#### Task material ####

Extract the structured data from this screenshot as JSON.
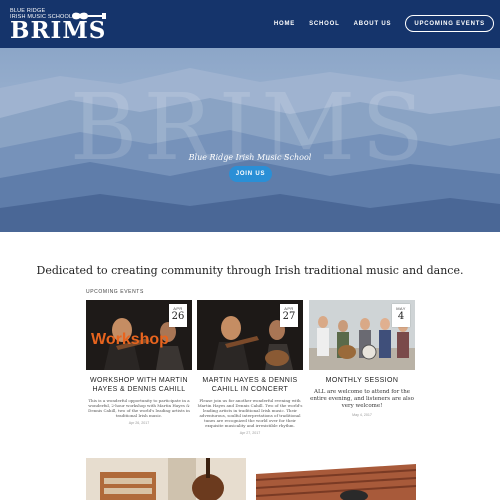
{
  "header": {
    "logo_tagline_1": "BLUE RIDGE",
    "logo_tagline_2": "IRISH MUSIC SCHOOL",
    "logo_wordmark": "BRIMS",
    "nav": [
      "HOME",
      "SCHOOL",
      "ABOUT US"
    ],
    "cta_label": "UPCOMING EVENTS"
  },
  "hero": {
    "watermark": "BRIMS",
    "subtitle": "Blue Ridge Irish Music School",
    "join_label": "JOIN US"
  },
  "main": {
    "tagline": "Dedicated to creating community through Irish traditional music and dance.",
    "section_label": "UPCOMING EVENTS",
    "events": [
      {
        "month": "APR",
        "day": "26",
        "photo_overlay": "Workshop",
        "title": "WORKSHOP WITH MARTIN HAYES & DENNIS CAHILL",
        "description": "This is a wonderful opportunity to participate in a wonderful, 2-hour workshop with Martin Hayes & Dennis Cahill, two of the world's leading artists in traditional Irish music.",
        "date": "Apr 26, 2017"
      },
      {
        "month": "APR",
        "day": "27",
        "title": "MARTIN HAYES & DENNIS CAHILL IN CONCERT",
        "description": "Please join us for another wonderful evening with Martin Hayes and Dennis Cahill. Two of the world's leading artists in traditional Irish music. Their adventurous, soulful interpretations of traditional tunes are recognized the world over for their exquisite musicality and irresistible rhythm.",
        "date": "Apr 27, 2017"
      },
      {
        "month": "MAY",
        "day": "4",
        "title": "MONTHLY SESSION",
        "description": "ALL are welcome to attend for the entire evening, and listeners are also very welcome!",
        "date": "May 4, 2017"
      }
    ]
  },
  "colors": {
    "header_bg": "#15346b",
    "accent_button": "#2a8fd6",
    "workshop_text": "#e8641e"
  }
}
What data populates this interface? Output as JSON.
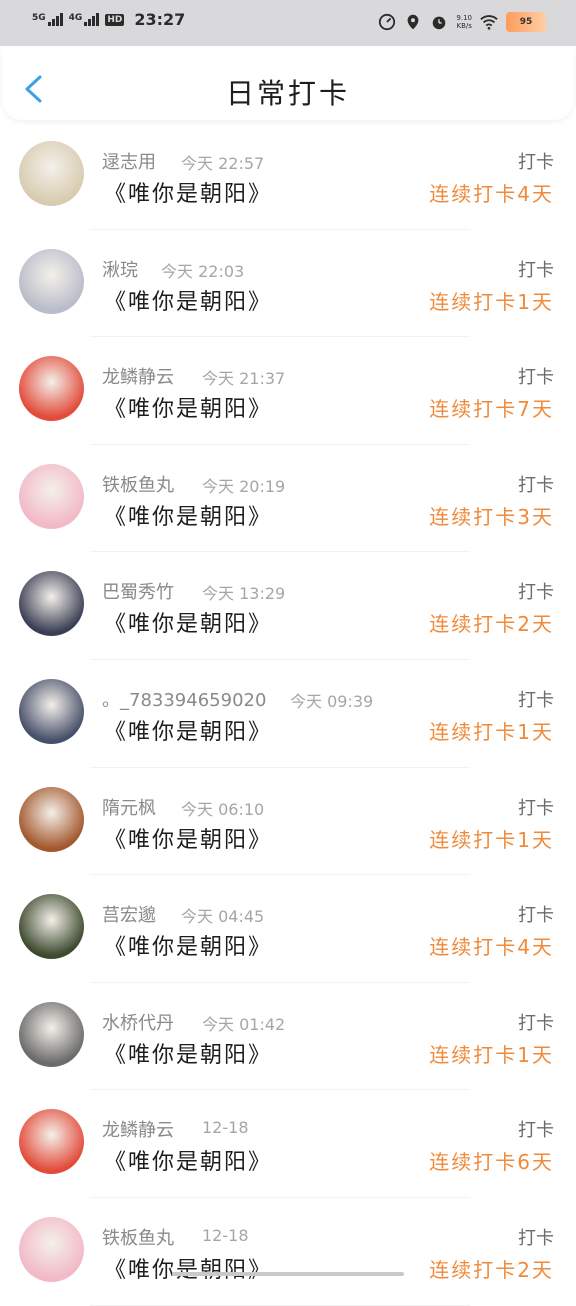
{
  "status_bar": {
    "sig1": "5G",
    "sig2": "4G",
    "hd": "HD",
    "time": "23:27",
    "net_speed_value": "9.10",
    "net_speed_unit": "KB/s",
    "battery": "95"
  },
  "header": {
    "title": "日常打卡"
  },
  "list": [
    {
      "name": "逯志用",
      "time": "今天 22:57",
      "book": "《唯你是朝阳》",
      "label": "打卡",
      "streak": "连续打卡4天",
      "avatar_color": "#d8ccb0"
    },
    {
      "name": "湫琓",
      "time": "今天 22:03",
      "book": "《唯你是朝阳》",
      "label": "打卡",
      "streak": "连续打卡1天",
      "avatar_color": "#b9bcc9"
    },
    {
      "name": "龙鳞静云",
      "time": "今天 21:37",
      "book": "《唯你是朝阳》",
      "label": "打卡",
      "streak": "连续打卡7天",
      "avatar_color": "#e24b3a"
    },
    {
      "name": "铁板鱼丸",
      "time": "今天 20:19",
      "book": "《唯你是朝阳》",
      "label": "打卡",
      "streak": "连续打卡3天",
      "avatar_color": "#f2b9c6"
    },
    {
      "name": "巴蜀秀竹",
      "time": "今天 13:29",
      "book": "《唯你是朝阳》",
      "label": "打卡",
      "streak": "连续打卡2天",
      "avatar_color": "#3b3f55"
    },
    {
      "name": "。_7833946590201...",
      "time": "今天 09:39",
      "book": "《唯你是朝阳》",
      "label": "打卡",
      "streak": "连续打卡1天",
      "avatar_color": "#47506b"
    },
    {
      "name": "隋元枫",
      "time": "今天 06:10",
      "book": "《唯你是朝阳》",
      "label": "打卡",
      "streak": "连续打卡1天",
      "avatar_color": "#a3582e"
    },
    {
      "name": "莒宏邈",
      "time": "今天 04:45",
      "book": "《唯你是朝阳》",
      "label": "打卡",
      "streak": "连续打卡4天",
      "avatar_color": "#3c4a2e"
    },
    {
      "name": "水桥代丹",
      "time": "今天 01:42",
      "book": "《唯你是朝阳》",
      "label": "打卡",
      "streak": "连续打卡1天",
      "avatar_color": "#6b6b6b"
    },
    {
      "name": "龙鳞静云",
      "time": "12-18",
      "book": "《唯你是朝阳》",
      "label": "打卡",
      "streak": "连续打卡6天",
      "avatar_color": "#e24b3a"
    },
    {
      "name": "铁板鱼丸",
      "time": "12-18",
      "book": "《唯你是朝阳》",
      "label": "打卡",
      "streak": "连续打卡2天",
      "avatar_color": "#f2b9c6"
    }
  ]
}
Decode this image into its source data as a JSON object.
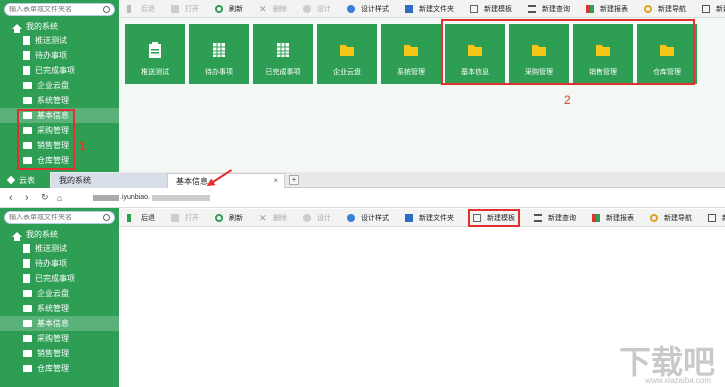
{
  "sidebar": {
    "search_placeholder": "输入表单或文件夹名",
    "root": "我的系统",
    "items": [
      {
        "label": "推送测试",
        "type": "doc"
      },
      {
        "label": "待办事项",
        "type": "doc"
      },
      {
        "label": "已完成事项",
        "type": "doc"
      },
      {
        "label": "企业云盘",
        "type": "folder"
      },
      {
        "label": "系统管理",
        "type": "folder"
      },
      {
        "label": "基本信息",
        "type": "folder"
      },
      {
        "label": "采购管理",
        "type": "folder"
      },
      {
        "label": "销售管理",
        "type": "folder"
      },
      {
        "label": "仓库管理",
        "type": "folder"
      }
    ]
  },
  "toolbar": {
    "back": "后退",
    "open": "打开",
    "refresh": "刷新",
    "delete": "删除",
    "design": "设计",
    "style": "设计样式",
    "new_folder": "新建文件夹",
    "new_template": "新建模板",
    "new_query": "新建查询",
    "new_report": "新建报表",
    "new_nav": "新建导航",
    "new_flow": "新建流程"
  },
  "tiles": [
    "推送测试",
    "待办事项",
    "已完成事项",
    "企业云盘",
    "系统管理",
    "基本信息",
    "采购管理",
    "销售管理",
    "仓库管理"
  ],
  "annotations": {
    "num1": "1",
    "num2": "2"
  },
  "tabs": {
    "cloud": "云表",
    "tab1": "我的系统",
    "tab2": "基本信息",
    "close": "×",
    "new": "+"
  },
  "address": {
    "url_visible": ".iyunbiao."
  },
  "watermark": {
    "big": "下载吧",
    "small": "www.xiazaiba.com"
  },
  "colors": {
    "green": "#2e9e55",
    "accent_red": "#e03030"
  }
}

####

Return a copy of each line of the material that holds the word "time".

    "time": "23:27",
      "time": "今天 22:57",
      "time": "今天 22:03",
      "time": "今天 21:37",
      "time": "今天 20:19",
      "time": "今天 13:29",
      "time": "今天 09:39",
      "time": "今天 06:10",
      "time": "今天 04:45",
      "time": "今天 01:42",
      "time": "12-18",
      "time": "12-18",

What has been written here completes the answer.